Personal statement for a fellowship interview

Almost all fellowship applications include a personal statement. Although you are only allowed to write a thousand words, you should make it meaningful and original. The personal statement is your introduction to the fellowship review committees, and a successful one will capture the committee members’ attention and make them want to learn more. The personal statement should also clearly explain your motivation for applying for the fellowship. Using the following tips will help you craft an effective personal statement.

Read the guidelines carefully. Your personal statement may have a word count or page limit. Make sure to follow the directions for your personal statement before submitting it. Do not submit an incomplete application or rewrite it. Detailed information about your goals is essential to your application. Follow instructions carefully to avoid errors and make it as good as possible. Moreover, your personal statement should be readable by people who do not know you well.

An effective personal statement should be crafted to speak directly to the selection committee. It should be a logically developed set of points with evidence supporting your points. The language used to craft a personal statement does not need to be overly formal. Instead, it should be a reflection of your values and aspirations, connecting you with the mission of the foundation. Hence, the foundations seek applicants who reflect the ideals of the fellowship.

Write an eloquent personal statement that will highlight your enthusiasm for the program. In your personal statement, describe how you developed this passion and how it contributed to your professional and community life. Do not hesitate to talk about your personal life as well, and couch any professional experience in a way that is interesting to the reader. You can use the experience as a springboard for your personal statement. You should include your personal and professional achievements and goals in the statement.

The personal statement is not a traditional cover letter; it is intended to convey the applicant’s interest and motivation for the program. It should be free of errors and should demonstrate a strong level of writing skills. It should also show that the applicant is well-prepared for the fellowship, while highlighting any gaps or struggles. If the applicant has a personal statement that is not well-written, the selection committee may perceive this as unprofessional.

Salary of a medical fellow

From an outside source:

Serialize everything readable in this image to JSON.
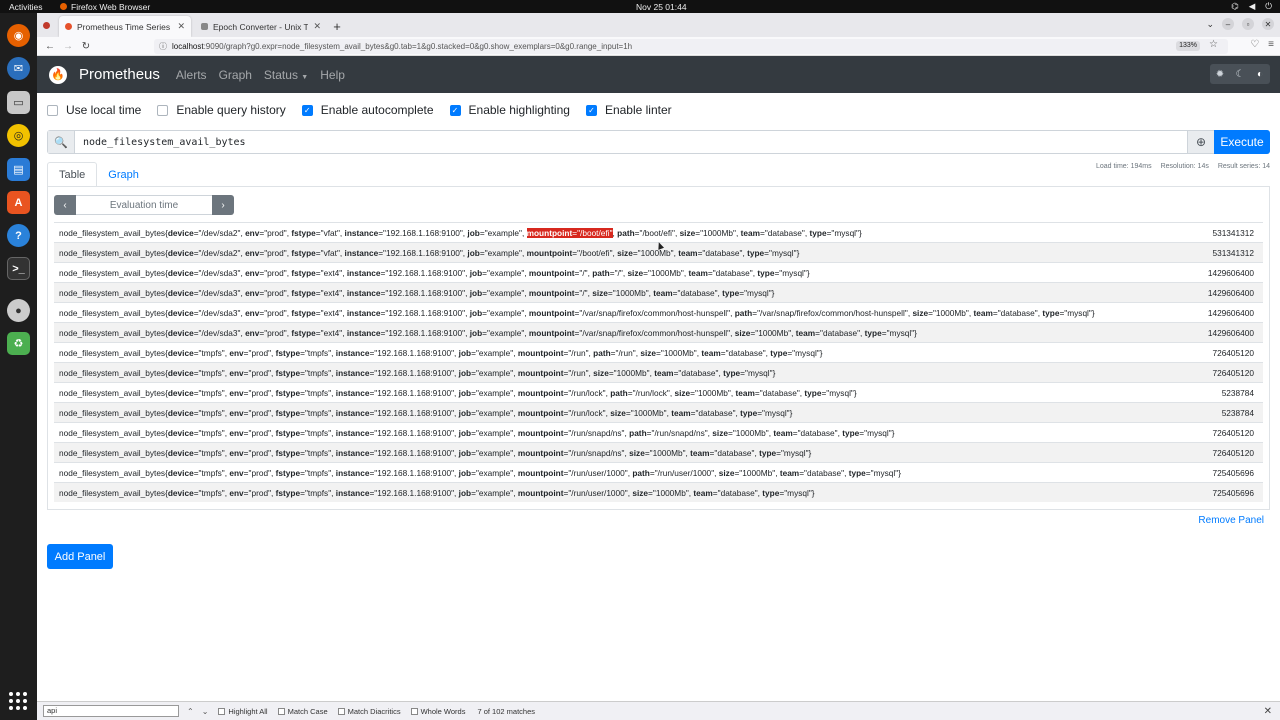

Unlike residents, the salary of a medical fellow is not nearly as high as general practitioners. To earn that salary, a fellow must be willing to forego some of the perks of general practice for a few years, and invest in the fellowship application process. This lengthy and expensive process may be worth the investment, however. Here are some tips to get the most out of your medical training. Here’s what to look for.

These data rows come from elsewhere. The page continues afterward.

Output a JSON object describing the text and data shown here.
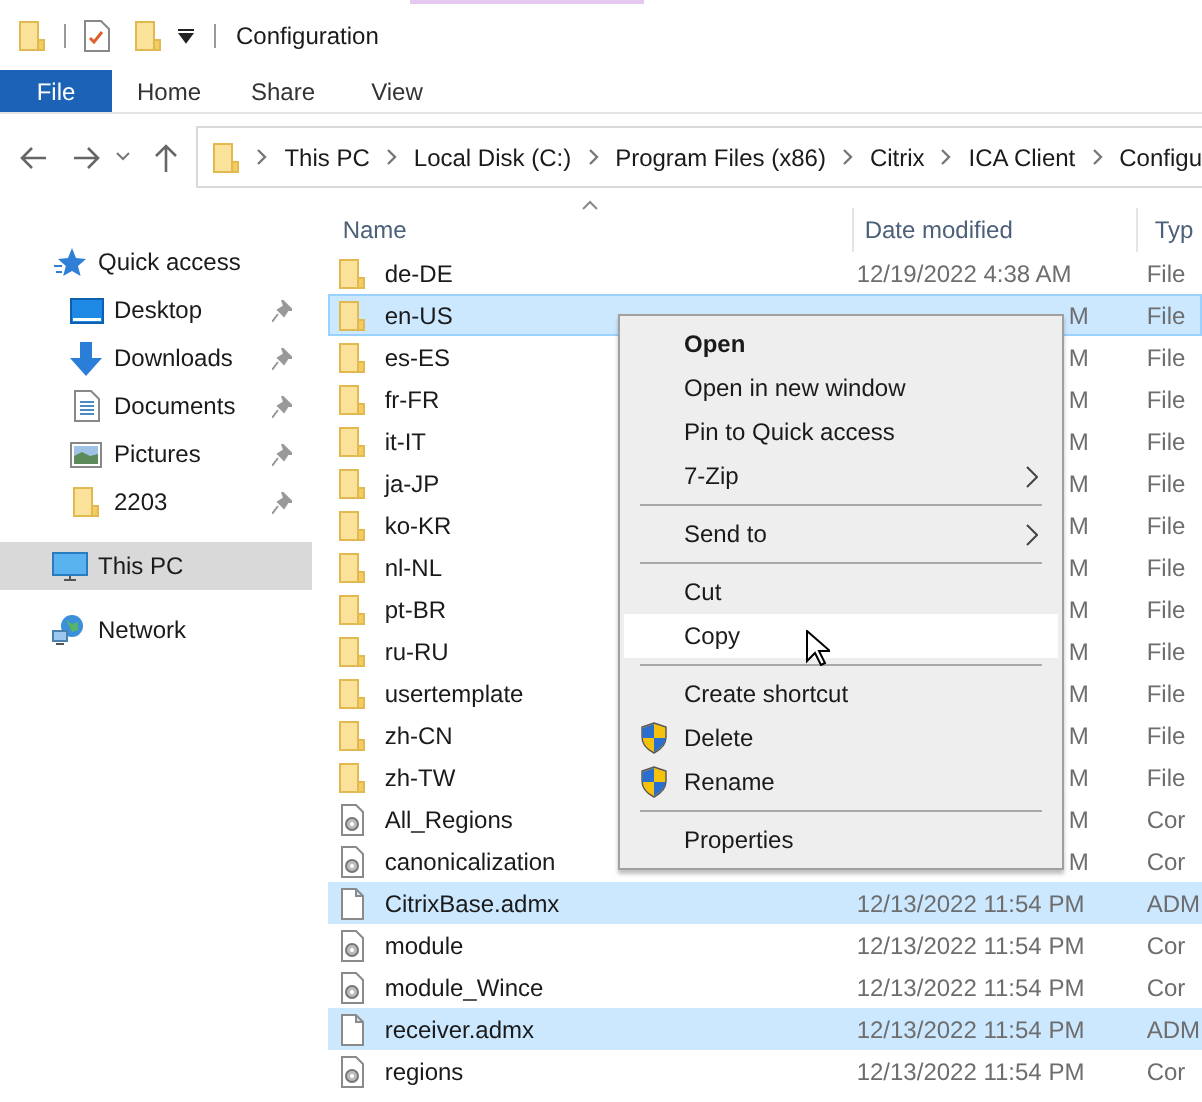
{
  "title_bar": {
    "title": "Configuration"
  },
  "ribbon_tabs": [
    {
      "label": "File",
      "kind": "file"
    },
    {
      "label": "Home",
      "kind": "tab"
    },
    {
      "label": "Share",
      "kind": "tab"
    },
    {
      "label": "View",
      "kind": "tab"
    }
  ],
  "address_bar": {
    "segments": [
      "This PC",
      "Local Disk (C:)",
      "Program Files (x86)",
      "Citrix",
      "ICA Client",
      "Configu"
    ]
  },
  "sidebar": {
    "items": [
      {
        "label": "Quick access",
        "kind": "star",
        "selected": false,
        "children": [
          {
            "label": "Desktop",
            "kind": "desktop",
            "pinned": true,
            "selected": false
          },
          {
            "label": "Downloads",
            "kind": "download",
            "pinned": true,
            "selected": false
          },
          {
            "label": "Documents",
            "kind": "document",
            "pinned": true,
            "selected": false
          },
          {
            "label": "Pictures",
            "kind": "pictures",
            "pinned": true,
            "selected": false
          },
          {
            "label": "2203",
            "kind": "folder",
            "pinned": true,
            "selected": false
          }
        ]
      },
      {
        "label": "This PC",
        "kind": "pc",
        "selected": true
      },
      {
        "label": "Network",
        "kind": "network",
        "selected": false
      }
    ]
  },
  "table": {
    "columns": [
      "Name",
      "Date modified",
      "Typ"
    ],
    "rows": [
      {
        "name": "de-DE",
        "kind": "folder",
        "date": "12/19/2022 4:38 AM",
        "date_cut": false,
        "type": "File",
        "selected": false,
        "focused": false
      },
      {
        "name": "en-US",
        "kind": "folder",
        "date": "M",
        "date_cut": true,
        "type": "File",
        "selected": true,
        "focused": true
      },
      {
        "name": "es-ES",
        "kind": "folder",
        "date": "M",
        "date_cut": true,
        "type": "File",
        "selected": false,
        "focused": false
      },
      {
        "name": "fr-FR",
        "kind": "folder",
        "date": "M",
        "date_cut": true,
        "type": "File",
        "selected": false,
        "focused": false
      },
      {
        "name": "it-IT",
        "kind": "folder",
        "date": "M",
        "date_cut": true,
        "type": "File",
        "selected": false,
        "focused": false
      },
      {
        "name": "ja-JP",
        "kind": "folder",
        "date": "M",
        "date_cut": true,
        "type": "File",
        "selected": false,
        "focused": false
      },
      {
        "name": "ko-KR",
        "kind": "folder",
        "date": "M",
        "date_cut": true,
        "type": "File",
        "selected": false,
        "focused": false
      },
      {
        "name": "nl-NL",
        "kind": "folder",
        "date": "M",
        "date_cut": true,
        "type": "File",
        "selected": false,
        "focused": false
      },
      {
        "name": "pt-BR",
        "kind": "folder",
        "date": "M",
        "date_cut": true,
        "type": "File",
        "selected": false,
        "focused": false
      },
      {
        "name": "ru-RU",
        "kind": "folder",
        "date": "M",
        "date_cut": true,
        "type": "File",
        "selected": false,
        "focused": false
      },
      {
        "name": "usertemplate",
        "kind": "folder",
        "date": "M",
        "date_cut": true,
        "type": "File",
        "selected": false,
        "focused": false
      },
      {
        "name": "zh-CN",
        "kind": "folder",
        "date": "M",
        "date_cut": true,
        "type": "File",
        "selected": false,
        "focused": false
      },
      {
        "name": "zh-TW",
        "kind": "folder",
        "date": "M",
        "date_cut": true,
        "type": "File",
        "selected": false,
        "focused": false
      },
      {
        "name": "All_Regions",
        "kind": "config",
        "date": "M",
        "date_cut": true,
        "type": "Cor",
        "selected": false,
        "focused": false
      },
      {
        "name": "canonicalization",
        "kind": "config",
        "date": "M",
        "date_cut": true,
        "type": "Cor",
        "selected": false,
        "focused": false
      },
      {
        "name": "CitrixBase.admx",
        "kind": "blank",
        "date": "12/13/2022 11:54 PM",
        "date_cut": false,
        "type": "ADM",
        "selected": true,
        "focused": false
      },
      {
        "name": "module",
        "kind": "config",
        "date": "12/13/2022 11:54 PM",
        "date_cut": false,
        "type": "Cor",
        "selected": false,
        "focused": false
      },
      {
        "name": "module_Wince",
        "kind": "config",
        "date": "12/13/2022 11:54 PM",
        "date_cut": false,
        "type": "Cor",
        "selected": false,
        "focused": false
      },
      {
        "name": "receiver.admx",
        "kind": "blank",
        "date": "12/13/2022 11:54 PM",
        "date_cut": false,
        "type": "ADM",
        "selected": true,
        "focused": false
      },
      {
        "name": "regions",
        "kind": "config",
        "date": "12/13/2022 11:54 PM",
        "date_cut": false,
        "type": "Cor",
        "selected": false,
        "focused": false
      }
    ]
  },
  "context_menu": {
    "items": [
      {
        "label": "Open",
        "kind": "item",
        "default": true,
        "hovered": false
      },
      {
        "label": "Open in new window",
        "kind": "item",
        "default": false,
        "hovered": false
      },
      {
        "label": "Pin to Quick access",
        "kind": "item",
        "default": false,
        "hovered": false
      },
      {
        "label": "7-Zip",
        "kind": "submenu",
        "default": false,
        "hovered": false
      },
      {
        "kind": "separator"
      },
      {
        "label": "Send to",
        "kind": "submenu",
        "default": false,
        "hovered": false
      },
      {
        "kind": "separator"
      },
      {
        "label": "Cut",
        "kind": "item",
        "default": false,
        "hovered": false
      },
      {
        "label": "Copy",
        "kind": "item",
        "default": false,
        "hovered": true
      },
      {
        "kind": "separator"
      },
      {
        "label": "Create shortcut",
        "kind": "item",
        "default": false,
        "hovered": false
      },
      {
        "label": "Delete",
        "kind": "shield",
        "default": false,
        "hovered": false
      },
      {
        "label": "Rename",
        "kind": "shield",
        "default": false,
        "hovered": false
      },
      {
        "kind": "separator"
      },
      {
        "label": "Properties",
        "kind": "item",
        "default": false,
        "hovered": false
      }
    ]
  }
}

During their training, medical fellows learn about specific subspecialties, as well as the field as a whole. They are often able to train new fellows, which is invaluable in shaping the future of medicine. Medical fellows are highly respected in the medical community, and are more likely to have the trust of patients. It’s also possible to earn a much higher salary if you choose to practice as a physician after your fellowship.

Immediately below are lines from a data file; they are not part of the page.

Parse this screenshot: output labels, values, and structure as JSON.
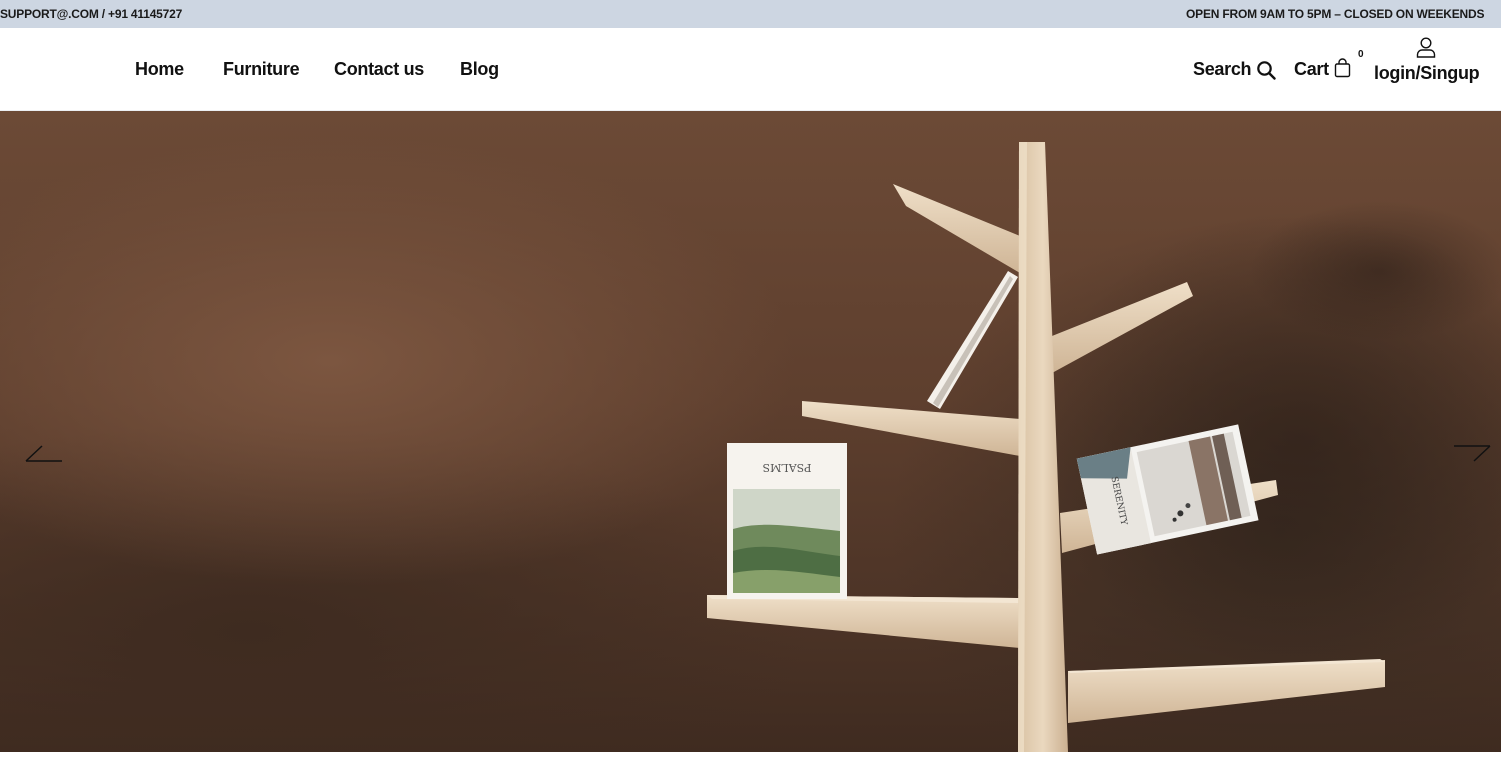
{
  "topbar": {
    "contact": "SUPPORT@.COM / +91 41145727",
    "hours": "OPEN FROM 9AM TO 5PM – CLOSED ON WEEKENDS"
  },
  "nav": {
    "items": [
      {
        "label": "Home"
      },
      {
        "label": "Furniture"
      },
      {
        "label": "Contact us"
      },
      {
        "label": "Blog"
      }
    ]
  },
  "utility": {
    "search_label": "Search",
    "search_icon": "search-icon",
    "cart_label": "Cart",
    "cart_icon": "shopping-bag-icon",
    "cart_count": "0",
    "user_icon": "user-icon",
    "login_label": "login/Singup"
  },
  "hero": {
    "prev_icon": "arrow-left-icon",
    "next_icon": "arrow-right-icon",
    "book_left_title": "PSALMS",
    "book_right_title": "SERENITY",
    "colors": {
      "wall": "#5e3f2e",
      "wood": "#e3cfb5"
    }
  }
}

The salary of a medical fellow varies depending on the specialty and institution. In general, medical residents in Australia earn between $65,000 and AUD 85,000 per year. Their salaries vary based on their specialty and working hours. Some residents may not earn salaries at all, though. They may earn stipends or grants. They may receive free tuition for their studies. The lowest-paid residency positions are family physicians.

Applicants for fellowship programs must prepare a comprehensive application, which can include a resume, transcript, letters of recommendation, and sample writing. Some fellowships may request additional materials, such as a writing sample. There is typically an interview process, and a majority of fellowship programs require at least one individual, panel, or group interview. A good CV will highlight your skills in your chosen field and show recruiters that you’re dedicated to a particular specialty.